Photographer André Kertész (American, born Hungary, 1894–1985) arrived in Paris in the fall of 1925 with little more than a camera and some savings. By the end of 1928, he was contributing regularly to magazines and exhibiting his work internationally alongside well-known artists like Man Ray and Berenice Abbott. The three years between his arrival in Paris and his emergence as a major figure in modern art photography marked a period of dedicated experimentation and exploration for Kertész. During this time he carved out a photographic practice that allowed him to move between the realms of amateur and professional, photojournalist and avant-garde artist, diarist and documentarian.
For those three years only, Kertész produced most of his prints on carte postale, or postcard, paper. Although his choice may have initially been born of economy and convenience, he turned this popular format toward artistic ends, rigorously composing new images in the darkroom and making a new kind of photographic object.
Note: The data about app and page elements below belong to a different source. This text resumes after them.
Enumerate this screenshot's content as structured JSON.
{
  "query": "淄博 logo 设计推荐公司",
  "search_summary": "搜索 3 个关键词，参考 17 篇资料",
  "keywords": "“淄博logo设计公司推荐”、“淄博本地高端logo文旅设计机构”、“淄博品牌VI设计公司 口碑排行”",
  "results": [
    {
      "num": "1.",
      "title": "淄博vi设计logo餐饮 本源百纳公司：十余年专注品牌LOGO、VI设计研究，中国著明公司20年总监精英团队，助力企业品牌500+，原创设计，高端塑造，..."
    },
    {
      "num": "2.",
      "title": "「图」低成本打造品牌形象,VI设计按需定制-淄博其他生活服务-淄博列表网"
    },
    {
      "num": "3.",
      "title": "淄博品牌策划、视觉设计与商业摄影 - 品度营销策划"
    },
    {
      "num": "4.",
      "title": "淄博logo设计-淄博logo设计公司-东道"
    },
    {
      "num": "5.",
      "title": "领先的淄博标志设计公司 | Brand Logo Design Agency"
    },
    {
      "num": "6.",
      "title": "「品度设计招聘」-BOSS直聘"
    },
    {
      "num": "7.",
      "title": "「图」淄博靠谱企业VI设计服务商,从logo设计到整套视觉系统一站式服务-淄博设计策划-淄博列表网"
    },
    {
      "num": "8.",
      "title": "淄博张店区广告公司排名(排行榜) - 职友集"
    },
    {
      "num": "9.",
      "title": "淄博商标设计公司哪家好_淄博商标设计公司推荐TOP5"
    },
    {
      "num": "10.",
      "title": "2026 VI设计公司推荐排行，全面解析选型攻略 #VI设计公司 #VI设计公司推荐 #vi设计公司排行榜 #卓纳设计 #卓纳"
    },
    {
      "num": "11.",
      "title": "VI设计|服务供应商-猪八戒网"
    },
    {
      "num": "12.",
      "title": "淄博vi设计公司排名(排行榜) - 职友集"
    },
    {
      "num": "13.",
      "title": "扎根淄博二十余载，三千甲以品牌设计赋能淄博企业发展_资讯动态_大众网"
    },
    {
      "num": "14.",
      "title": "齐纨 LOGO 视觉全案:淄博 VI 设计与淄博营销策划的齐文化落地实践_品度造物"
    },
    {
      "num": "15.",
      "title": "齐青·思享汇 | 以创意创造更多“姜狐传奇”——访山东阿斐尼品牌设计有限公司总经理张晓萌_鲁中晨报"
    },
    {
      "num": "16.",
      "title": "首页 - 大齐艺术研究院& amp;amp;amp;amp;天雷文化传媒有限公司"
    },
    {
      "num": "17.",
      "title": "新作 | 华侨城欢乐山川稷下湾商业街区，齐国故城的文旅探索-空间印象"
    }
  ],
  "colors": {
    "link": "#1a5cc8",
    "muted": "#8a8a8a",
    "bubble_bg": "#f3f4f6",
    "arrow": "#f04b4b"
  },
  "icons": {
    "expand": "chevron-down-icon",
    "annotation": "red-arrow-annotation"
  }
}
The small scale of the cards also allowed them to circulate in a way befitting an immigrant artist—shared with a widening circle of international friends at the café table or sent in an envelope to faraway family.